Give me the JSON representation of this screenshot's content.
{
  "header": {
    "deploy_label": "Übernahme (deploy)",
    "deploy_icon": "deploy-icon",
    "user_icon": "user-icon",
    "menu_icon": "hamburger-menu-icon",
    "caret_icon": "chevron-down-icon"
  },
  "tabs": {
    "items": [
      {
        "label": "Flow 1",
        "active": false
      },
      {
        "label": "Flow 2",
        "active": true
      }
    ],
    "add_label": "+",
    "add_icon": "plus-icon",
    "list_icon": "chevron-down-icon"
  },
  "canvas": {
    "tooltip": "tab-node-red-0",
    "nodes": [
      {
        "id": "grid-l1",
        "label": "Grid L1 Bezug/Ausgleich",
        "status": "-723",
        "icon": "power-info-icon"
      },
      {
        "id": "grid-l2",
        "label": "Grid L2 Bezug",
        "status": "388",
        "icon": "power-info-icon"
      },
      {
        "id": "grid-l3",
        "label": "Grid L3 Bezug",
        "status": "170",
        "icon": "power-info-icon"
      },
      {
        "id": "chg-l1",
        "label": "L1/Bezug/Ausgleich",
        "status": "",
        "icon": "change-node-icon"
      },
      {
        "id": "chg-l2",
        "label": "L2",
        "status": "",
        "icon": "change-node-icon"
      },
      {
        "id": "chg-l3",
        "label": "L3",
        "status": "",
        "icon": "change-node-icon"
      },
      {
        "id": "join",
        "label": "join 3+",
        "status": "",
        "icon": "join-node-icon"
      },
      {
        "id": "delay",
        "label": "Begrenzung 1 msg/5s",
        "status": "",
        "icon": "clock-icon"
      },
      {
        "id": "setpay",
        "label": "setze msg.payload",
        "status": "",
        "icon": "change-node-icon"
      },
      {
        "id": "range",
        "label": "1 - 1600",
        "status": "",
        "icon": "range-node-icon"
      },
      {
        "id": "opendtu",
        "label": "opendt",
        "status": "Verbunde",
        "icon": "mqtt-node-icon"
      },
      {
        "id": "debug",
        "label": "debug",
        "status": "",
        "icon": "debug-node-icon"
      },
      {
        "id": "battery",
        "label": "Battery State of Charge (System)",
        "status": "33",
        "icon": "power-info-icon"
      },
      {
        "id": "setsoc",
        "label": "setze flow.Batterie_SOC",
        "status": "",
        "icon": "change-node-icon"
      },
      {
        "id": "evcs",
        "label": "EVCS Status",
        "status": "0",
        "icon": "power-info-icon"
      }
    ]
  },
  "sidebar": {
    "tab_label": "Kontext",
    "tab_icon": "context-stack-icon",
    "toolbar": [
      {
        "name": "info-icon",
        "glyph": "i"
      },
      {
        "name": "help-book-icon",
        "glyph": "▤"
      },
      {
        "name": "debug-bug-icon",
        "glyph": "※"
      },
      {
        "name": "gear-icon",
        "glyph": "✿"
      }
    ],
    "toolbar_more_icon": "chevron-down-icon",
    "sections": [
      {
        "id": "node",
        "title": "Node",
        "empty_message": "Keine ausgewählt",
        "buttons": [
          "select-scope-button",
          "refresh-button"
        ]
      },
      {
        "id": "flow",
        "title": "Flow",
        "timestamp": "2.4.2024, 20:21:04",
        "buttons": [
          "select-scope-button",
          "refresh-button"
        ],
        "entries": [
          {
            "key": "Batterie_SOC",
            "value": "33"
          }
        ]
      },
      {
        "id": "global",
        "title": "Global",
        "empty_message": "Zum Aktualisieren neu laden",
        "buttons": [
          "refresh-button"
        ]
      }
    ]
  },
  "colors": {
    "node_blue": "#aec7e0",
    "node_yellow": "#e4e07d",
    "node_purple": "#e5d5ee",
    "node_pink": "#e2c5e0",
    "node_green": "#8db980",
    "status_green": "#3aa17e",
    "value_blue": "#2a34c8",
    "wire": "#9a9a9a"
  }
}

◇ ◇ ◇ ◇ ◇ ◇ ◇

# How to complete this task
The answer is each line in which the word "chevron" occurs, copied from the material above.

# Output below
    "caret_icon": "chevron-down-icon"
    "list_icon": "chevron-down-icon"
    "toolbar_more_icon": "chevron-down-icon",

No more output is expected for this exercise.